Tax is a certainty when you go out to invest in any scheme. But one has to look at various aspects to avoid such taxes. Many people who invest in Mutual Funds look out for Tax-savings. The Government of India revised various Taxation schemes for providing tax-benefits to the investor.
Starting from, April 1, 2003, all dividends distributed to investors by debt-based mutual funds were exempted from taxes. However, Mutual Funds were required to pay a dividend distribution tax of 12.5% including surcharge on the dividends. Under Section 88 of Income Tax Act, 1961 ELSS-equity-linked savings schemes can benefit by a tax-rebate on investment up to Rs 10,000 under certain pre-stated conditions. Depending on whether mutual fund comes under short-term capital asset or a long-term one, the units are liable to taxes. The Section 2(42A) describes mutual fund as short-term capital asset if it is held for less than a year whereas if the units held for more than a year they come under long-term capital asset.
Section 10(38) of the Income Tax Act exempts long-term capital gains, occurring from reallocation of a unit of mutual fund, from taxes. The rule came into being after October 1,2004 so tax is exempted if the transaction took place after this date. This rule requires the securities transaction tax is paid to the appropriate authority.
The Section 111A of the Income Tax Act states that the short-term capital gains that crop up from transfer of a unit of mutual fund is taxable@ 10% plus applicable surcharge.
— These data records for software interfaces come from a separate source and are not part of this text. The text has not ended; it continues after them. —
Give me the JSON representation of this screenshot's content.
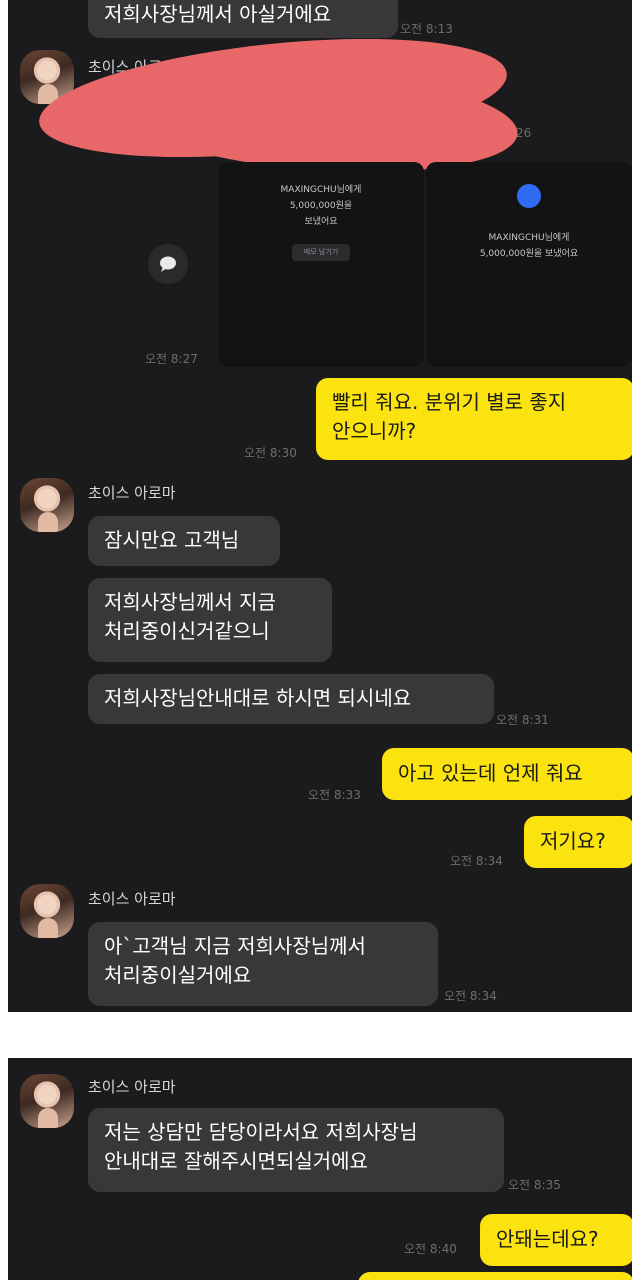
{
  "chat": {
    "sender_name": "초이스 아로마",
    "sender_name_partial": "초이스 아로마",
    "messages": {
      "m0": {
        "text": "저희사장님께서 아실거에요",
        "time": "오전 8:13"
      },
      "transfer_time_partial": "26",
      "transfer_card_1": {
        "line1": "MAXINGCHU님에게",
        "line2": "5,000,000원을",
        "line3": "보냈어요",
        "button": "메모 남기기"
      },
      "transfer_card_2": {
        "line1": "MAXINGCHU님에게",
        "line2": "5,000,000원을 보냈어요"
      },
      "transfer_time": "오전 8:27",
      "m1": {
        "line1": "빨리 줘요. 분위기 별로 좋지",
        "line2": "안으니까?",
        "time": "오전 8:30"
      },
      "m2": {
        "text": "잠시만요 고객님"
      },
      "m3": {
        "line1": "저희사장님께서 지금",
        "line2": "처리중이신거같으니"
      },
      "m4": {
        "text": "저희사장님안내대로 하시면 되시네요",
        "time": "오전 8:31"
      },
      "m5": {
        "text": "아고 있는데 언제 줘요",
        "time": "오전 8:33"
      },
      "m6": {
        "text": "저기요?",
        "time": "오전 8:34"
      },
      "m7": {
        "line1": "아`고객님 지금 저희사장님께서",
        "line2": "처리중이실거에요",
        "time": "오전 8:34"
      },
      "m8": {
        "line1": "저는 상담만 담당이라서요 저희사장님",
        "line2": "안내대로 잘해주시면되실거에요",
        "time": "오전 8:35"
      },
      "m9": {
        "text": "안돼는데요?",
        "time": "오전 8:40"
      }
    }
  },
  "colors": {
    "background": "#1b1b1d",
    "incoming_bubble": "#38383b",
    "outgoing_bubble": "#fbe30f",
    "redaction": "#e8686a",
    "transfer_dot": "#2f6cf3"
  },
  "icons": {
    "chat_bubble": "speech-bubble-icon"
  }
}
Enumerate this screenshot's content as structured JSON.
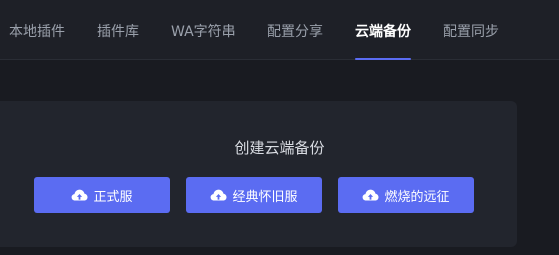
{
  "nav": {
    "tabs": [
      {
        "label": "本地插件"
      },
      {
        "label": "插件库"
      },
      {
        "label": "WA字符串"
      },
      {
        "label": "配置分享"
      },
      {
        "label": "云端备份"
      },
      {
        "label": "配置同步"
      }
    ],
    "active_tab": "云端备份"
  },
  "backup": {
    "title": "创建云端备份",
    "buttons": [
      {
        "label": "正式服",
        "icon": "cloud-upload-icon"
      },
      {
        "label": "经典怀旧服",
        "icon": "cloud-upload-icon"
      },
      {
        "label": "燃烧的远征",
        "icon": "cloud-upload-icon"
      }
    ]
  },
  "colors": {
    "accent": "#5b6cf2",
    "background": "#191b21",
    "card": "#22252d",
    "tab_inactive": "#9aa0ab",
    "tab_active": "#ffffff"
  }
}
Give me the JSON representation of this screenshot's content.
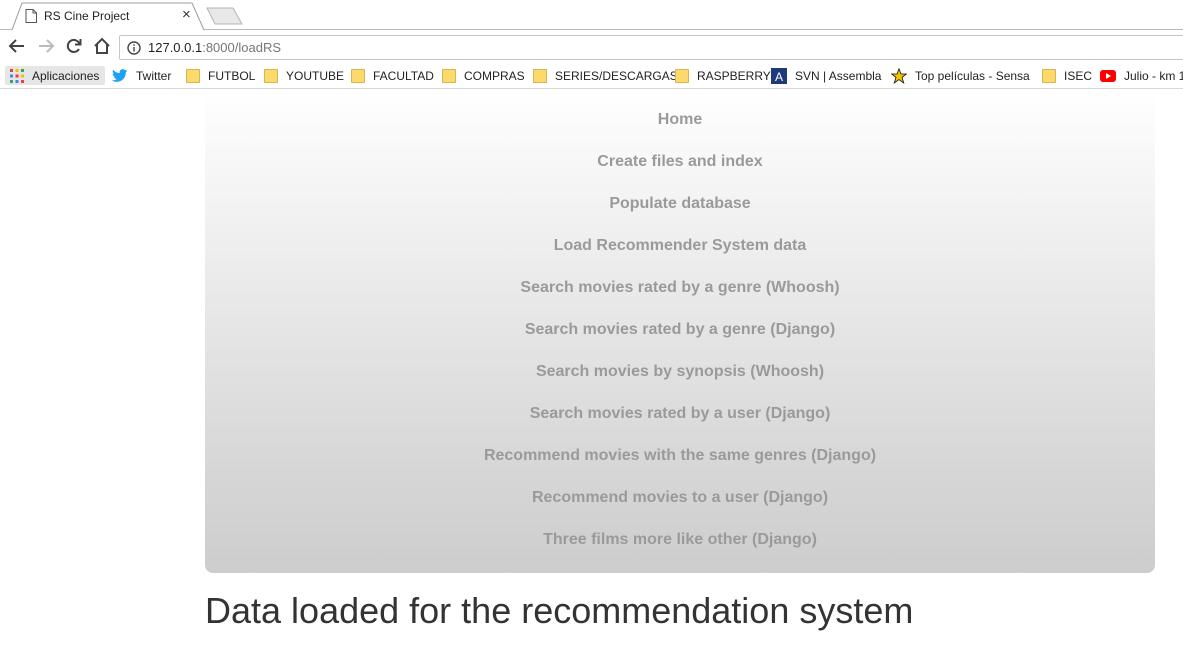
{
  "browser": {
    "tab_title": "RS Cine Project",
    "tab_close": "×",
    "url_host": "127.0.0.1",
    "url_rest": ":8000/loadRS",
    "bookmarks": {
      "apps": "Aplicaciones",
      "twitter": "Twitter",
      "futbol": "FUTBOL",
      "youtube": "YOUTUBE",
      "facultad": "FACULTAD",
      "compras": "COMPRAS",
      "series": "SERIES/DESCARGAS",
      "raspberry": "RASPBERRY",
      "svn": "SVN | Assembla",
      "top": "Top películas - Sensa",
      "isec": "ISEC",
      "julio": "Julio - km 1"
    }
  },
  "nav": {
    "items": [
      "Home",
      "Create files and index",
      "Populate database",
      "Load Recommender System data",
      "Search movies rated by a genre (Whoosh)",
      "Search movies rated by a genre (Django)",
      "Search movies by synopsis (Whoosh)",
      "Search movies rated by a user (Django)",
      "Recommend movies with the same genres (Django)",
      "Recommend movies to a user (Django)",
      "Three films more like other (Django)"
    ]
  },
  "main": {
    "heading": "Data loaded for the recommendation system"
  },
  "colors": {
    "nav_link": "#9a9a9a",
    "heading": "#333333",
    "twitter": "#1da1f2",
    "youtube": "#ff0000",
    "folder": "#fbd96a"
  }
}
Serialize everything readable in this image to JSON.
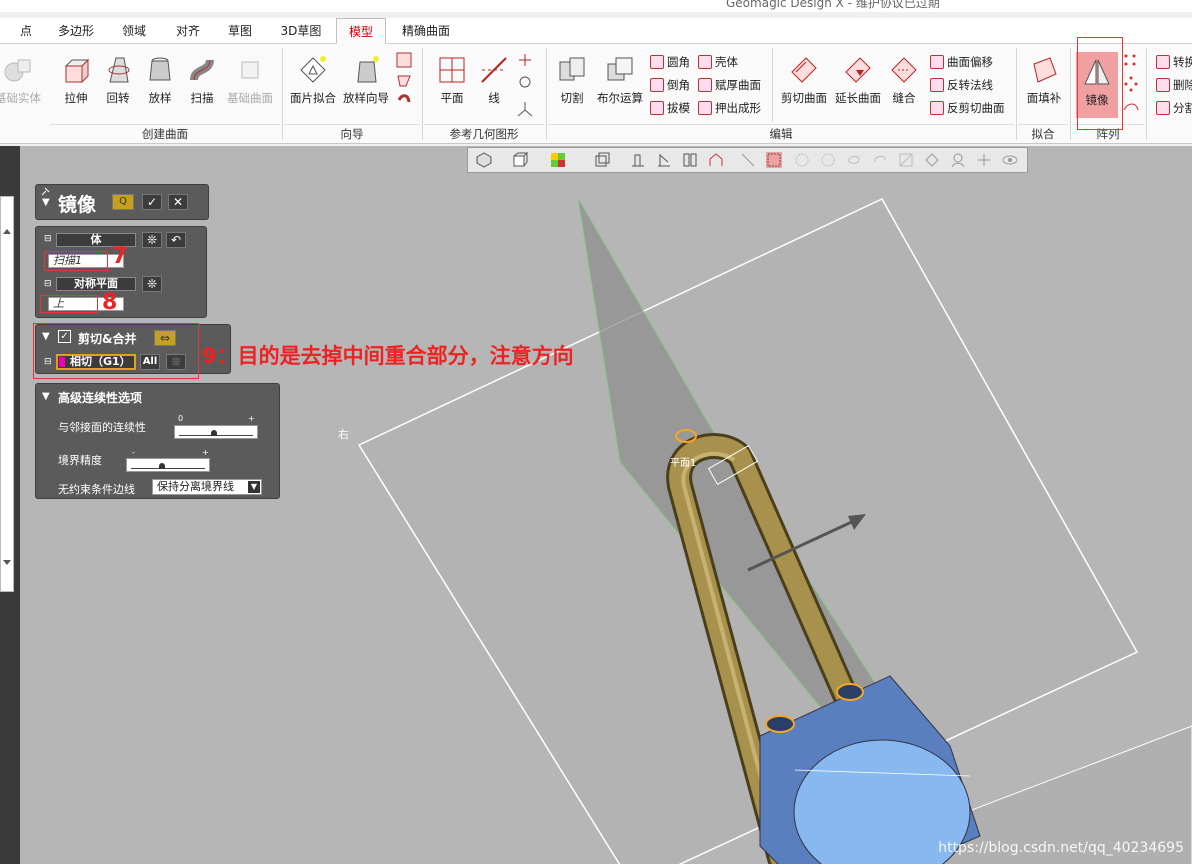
{
  "app": {
    "title": "Geomagic Design X - 维护协议已过期"
  },
  "tabs": [
    "点",
    "多边形",
    "领域",
    "对齐",
    "草图",
    "3D草图",
    "模型",
    "精确曲面"
  ],
  "active_tab": "模型",
  "ribbon": {
    "create": [
      "基础实体",
      "拉伸",
      "回转",
      "放样",
      "扫描",
      "基础曲面"
    ],
    "create_group": "创建曲面",
    "wizard": [
      "面片拟合",
      "放样向导"
    ],
    "wizard_group": "向导",
    "refgeo": [
      "平面",
      "线"
    ],
    "refgeo_group": "参考几何图形",
    "edit_big": [
      "切割",
      "布尔运算"
    ],
    "edit_small": [
      "圆角",
      "壳体",
      "倒角",
      "赋厚曲面",
      "拔模",
      "押出成形"
    ],
    "edit_big2": [
      "剪切曲面",
      "延长曲面",
      "缝合"
    ],
    "edit_small2": [
      "曲面偏移",
      "反转法线",
      "反剪切曲面"
    ],
    "edit_group": "编辑",
    "fit": [
      "面填补"
    ],
    "fit_group": "拟合",
    "pattern": [
      "镜像"
    ],
    "pattern_group": "阵列",
    "right": [
      "转换",
      "删除",
      "分割"
    ]
  },
  "panel": {
    "title": "镜像",
    "body_label": "体",
    "body_value": "扫描1",
    "sym_label": "对称平面",
    "sym_value": "上",
    "cut_label": "剪切&合并",
    "tangent_label": "相切（G1）",
    "all_label": "All",
    "adv_title": "高级连续性选项",
    "adj_label": "与邻接面的连续性",
    "bound_label": "境界精度",
    "unc_label": "无约束条件边线",
    "unc_value": "保持分离境界线",
    "slider_min": "0",
    "slider_max": "+",
    "slider_min2": "-",
    "slider_max2": "+"
  },
  "annotations": {
    "n6": "6",
    "n7": "7",
    "n8": "8",
    "n9": "9：目的是去掉中间重合部分，注意方向"
  },
  "viewport": {
    "label_right": "右",
    "label_plane": "平面1",
    "watermark": "https://blog.csdn.net/qq_40234695"
  },
  "colors": {
    "accent": "#c00000",
    "panel": "#5b5b5b",
    "viewport": "#b6b6b6",
    "highlight": "#e88"
  }
}
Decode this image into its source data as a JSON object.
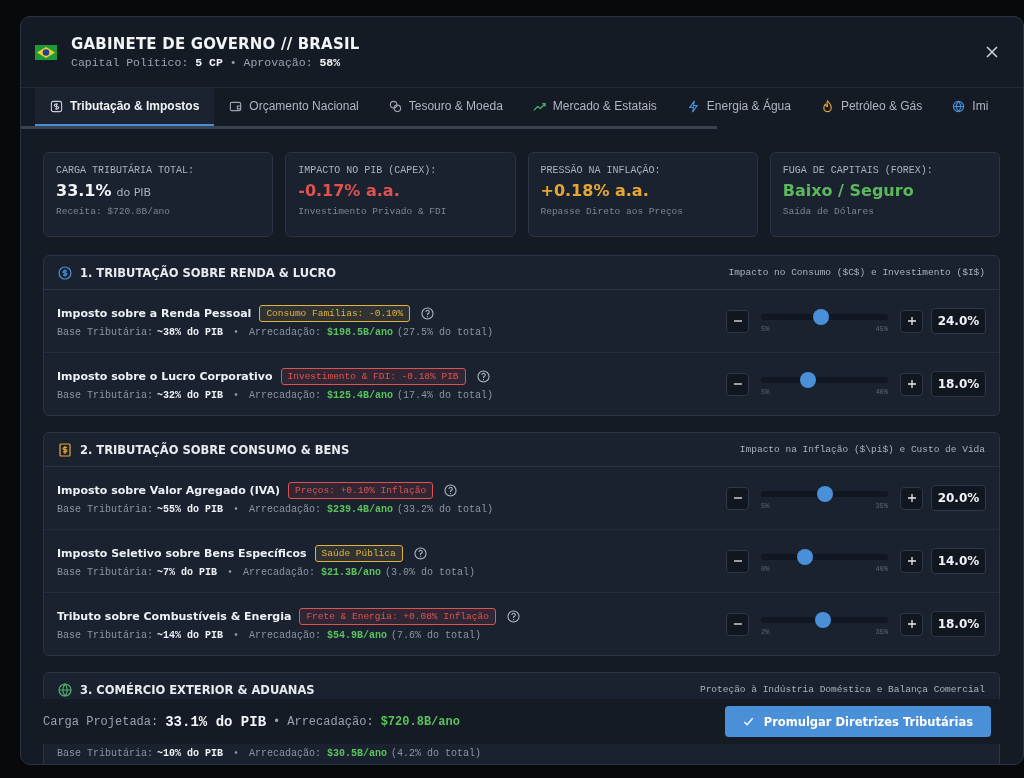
{
  "window": {
    "title": "GABINETE DE GOVERNO // BRASIL",
    "subtitle": "Capital Político: **5 CP** • Aprovação: **58%**"
  },
  "tabs": [
    {
      "label": "Tributação & Impostos",
      "selected": true
    },
    {
      "label": "Orçamento Nacional",
      "selected": false
    },
    {
      "label": "Tesouro & Moeda",
      "selected": false
    },
    {
      "label": "Mercado & Estatais",
      "selected": false
    },
    {
      "label": "Energia & Água",
      "selected": false
    },
    {
      "label": "Petróleo & Gás",
      "selected": false
    },
    {
      "label": "Imi",
      "selected": false
    }
  ],
  "stats": [
    {
      "label": "CARGA TRIBUTÁRIA TOTAL:",
      "value": "33.1%",
      "suffix": "do PIB",
      "note": "Receita: $720.8B/ano",
      "color": "#f2f4f7"
    },
    {
      "label": "IMPACTO NO PIB (CAPEX):",
      "value": "-0.17% a.a.",
      "note": "Investimento Privado & FDI",
      "color": "#e0514f"
    },
    {
      "label": "PRESSÃO NA INFLAÇÃO:",
      "value": "+0.18% a.a.",
      "note": "Repasse Direto aos Preços",
      "color": "#e6a732"
    },
    {
      "label": "FUGA DE CAPITAIS (FOREX):",
      "value": "Baixo / Seguro",
      "note": "Saída de Dólares",
      "color": "#5cb85c"
    }
  ],
  "sections": [
    {
      "title": "1. TRIBUTAÇÃO SOBRE RENDA & LUCRO",
      "caption": "Impacto no Consumo ($C$) e Investimento ($I$)",
      "rows": [
        {
          "name": "Imposto sobre a Renda Pessoal",
          "badge": "Consumo Famílias: -0.10%",
          "color": "#e0b341",
          "base_label": "Base Tributária:",
          "base": "~38% do PIB",
          "sep": "•",
          "rev_label": "Arrecadação:",
          "revenue": "$198.5B/ano",
          "share": "(27.5% do total)",
          "min": "5%",
          "max": "45%",
          "level": 0.475,
          "value": "24.0%"
        },
        {
          "name": "Imposto sobre o Lucro Corporativo",
          "badge": "Investimento & FDI: -0.18% PIB",
          "color": "#e05252",
          "base_label": "Base Tributária:",
          "base": "~32% do PIB",
          "sep": "•",
          "rev_label": "Arrecadação:",
          "revenue": "$125.4B/ano",
          "share": "(17.4% do total)",
          "min": "5%",
          "max": "40%",
          "level": 0.37,
          "value": "18.0%"
        }
      ]
    },
    {
      "title": "2. TRIBUTAÇÃO SOBRE CONSUMO & BENS",
      "caption": "Impacto na Inflação ($\\pi$) e Custo de Vida",
      "rows": [
        {
          "name": "Imposto sobre Valor Agregado (IVA)",
          "badge": "Preços: +0.10% Inflação",
          "color": "#e05252",
          "base_label": "Base Tributária:",
          "base": "~55% do PIB",
          "sep": "•",
          "rev_label": "Arrecadação:",
          "revenue": "$239.4B/ano",
          "share": "(33.2% do total)",
          "min": "5%",
          "max": "35%",
          "level": 0.5,
          "value": "20.0%"
        },
        {
          "name": "Imposto Seletivo sobre Bens Específicos",
          "badge": "Saúde Pública",
          "color": "#e0b341",
          "base_label": "Base Tributária:",
          "base": "~7% do PIB",
          "sep": "•",
          "rev_label": "Arrecadação:",
          "revenue": "$21.3B/ano",
          "share": "(3.0% do total)",
          "min": "0%",
          "max": "40%",
          "level": 0.35,
          "value": "14.0%"
        },
        {
          "name": "Tributo sobre Combustíveis & Energia",
          "badge": "Frete & Energia: +0.08% Inflação",
          "color": "#e05252",
          "base_label": "Base Tributária:",
          "base": "~14% do PIB",
          "sep": "•",
          "rev_label": "Arrecadação:",
          "revenue": "$54.9B/ano",
          "share": "(7.6% do total)",
          "min": "2%",
          "max": "35%",
          "level": 0.485,
          "value": "18.0%"
        }
      ]
    },
    {
      "title": "3. COMÉRCIO EXTERIOR & ADUANAS",
      "caption": "Proteção à Indústria Doméstica e Balança Comercial",
      "rows": [
        {
          "base_label": "Base Tributária:",
          "base": "~10% do PIB",
          "sep": "•",
          "rev_label": "Arrecadação:",
          "revenue": "$30.5B/ano",
          "share": "(4.2% do total)"
        }
      ]
    }
  ],
  "footer": {
    "label": "Carga Projetada:",
    "value": "33.1% do PIB",
    "sep": "•",
    "rev_label": "Arrecadação:",
    "revenue": "$720.8B/ano",
    "button": "Promulgar Diretrizes Tributárias"
  }
}
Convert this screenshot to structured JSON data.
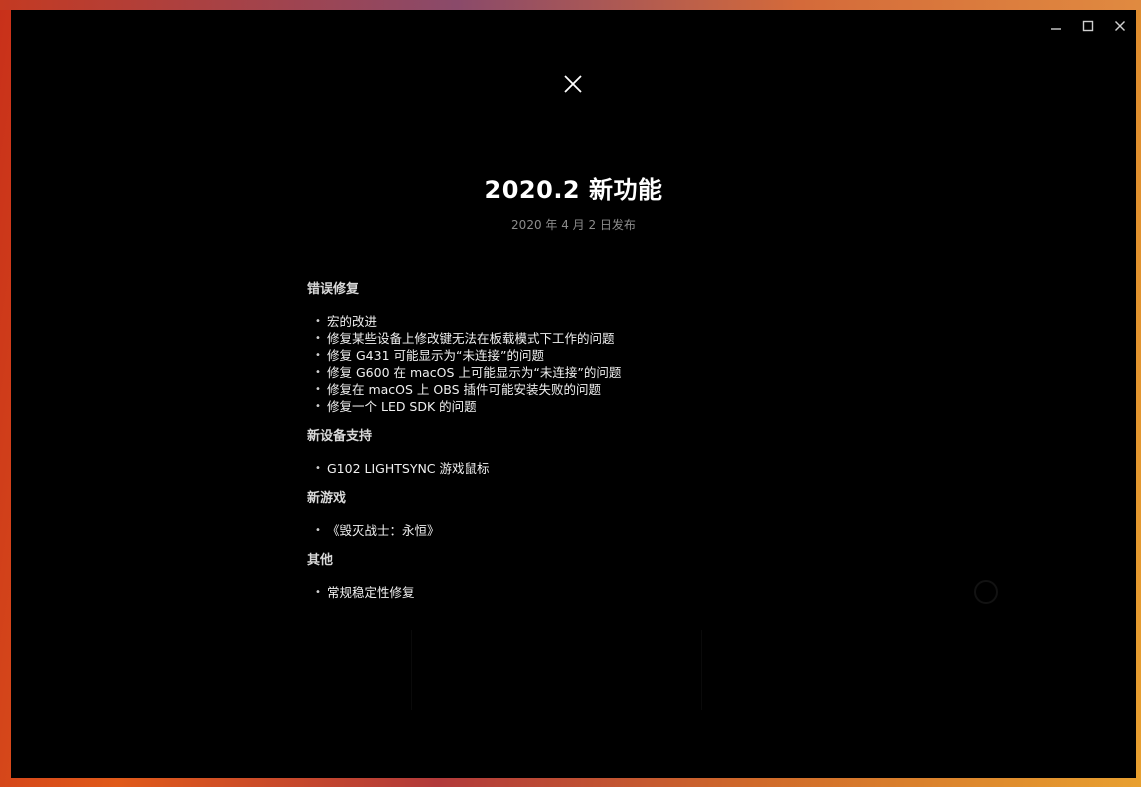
{
  "window": {
    "controls": {
      "minimize_icon": "minimize-icon",
      "maximize_icon": "maximize-icon",
      "close_icon": "close-icon"
    }
  },
  "modal": {
    "close_icon": "close-icon",
    "title": "2020.2 新功能",
    "release_date": "2020 年 4 月 2 日发布",
    "sections": [
      {
        "heading": "错误修复",
        "items": [
          "宏的改进",
          "修复某些设备上修改键无法在板载模式下工作的问题",
          "修复 G431 可能显示为“未连接”的问题",
          "修复 G600 在 macOS 上可能显示为“未连接”的问题",
          "修复在 macOS 上 OBS 插件可能安装失败的问题",
          "修复一个 LED SDK 的问题"
        ]
      },
      {
        "heading": "新设备支持",
        "items": [
          "G102 LIGHTSYNC 游戏鼠标"
        ]
      },
      {
        "heading": "新游戏",
        "items": [
          "《毁灭战士：永恒》"
        ]
      },
      {
        "heading": "其他",
        "items": [
          "常规稳定性修复"
        ]
      }
    ]
  },
  "colors": {
    "background": "#000000",
    "title": "#ffffff",
    "subtitle": "#8c8c8c",
    "body_text": "#f0f0f0"
  }
}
This is applicable to all transactions that take place after October 1, 2004 and also the securities transaction tax is paid.
Under section 88E of Income Tax Act, the security transaction tax can be rebated if the transaction represents a business income.
Capital gains are calculated after considering cost of realization as adjusted by Cost Inflation Index stated by the central government.
The Section 112 of the Act states that capital gains that are not roofed by the exemption under Section 10(38) come under various categories of taxable long-term capital gains and charge rates of tax depending on the category. A resident individual and HUF is charged 20% (plus surcharge). All Indian companies and partnership firms are taxable at 20%( plus surcharge). Whereas the foreign Companies are liable to pay 20% tax (plus no surcharge).
The unit holders are liable to pay taxes. They pay a 10% tax plus applicable surcharge if they don’t opt for the cost inflation index benefit and if they take advantage of the cost inflation index benefit they are charged 20% tax with applicable surcharge.
Under Section 115AB of the Act, 1961, long-term capital gains considered as units acquired in foreign currency by an foreign financial organization kept for a period of more than one year will be taxed@ 10%(no surcharge). The gains don’t take into account cost of acquisition.
Under Section 2(EA) of the Wealth Tax Act, 1957, units held under Mutual Funds are not liable to Wealth tax, as they are not treated as assets. Moreover units of Mutual Fund can be given as gift, thus is not liable to gift tax i.e. no tax is payable by donor or donee.
Under Section 115E of the Act, for a non-resident Indian capital gains chargeable on reallocation or transfer of long-term capital assets are taxable. If they form an Investment income, they are charged @ 20% and long-term capital gains are taxed @ 10%.
Under Section 10(23D), income of any form received by the Mutual Fund is exempt from tax. However the Income distributed to a unit holder of a Mutual Fund is taxable under Section 115R. Income distributed to individual or HUF is taxable @ 12.5% and others are taxed @ 20.0%. This tax is excused for open-ended Equity Oriented Funds.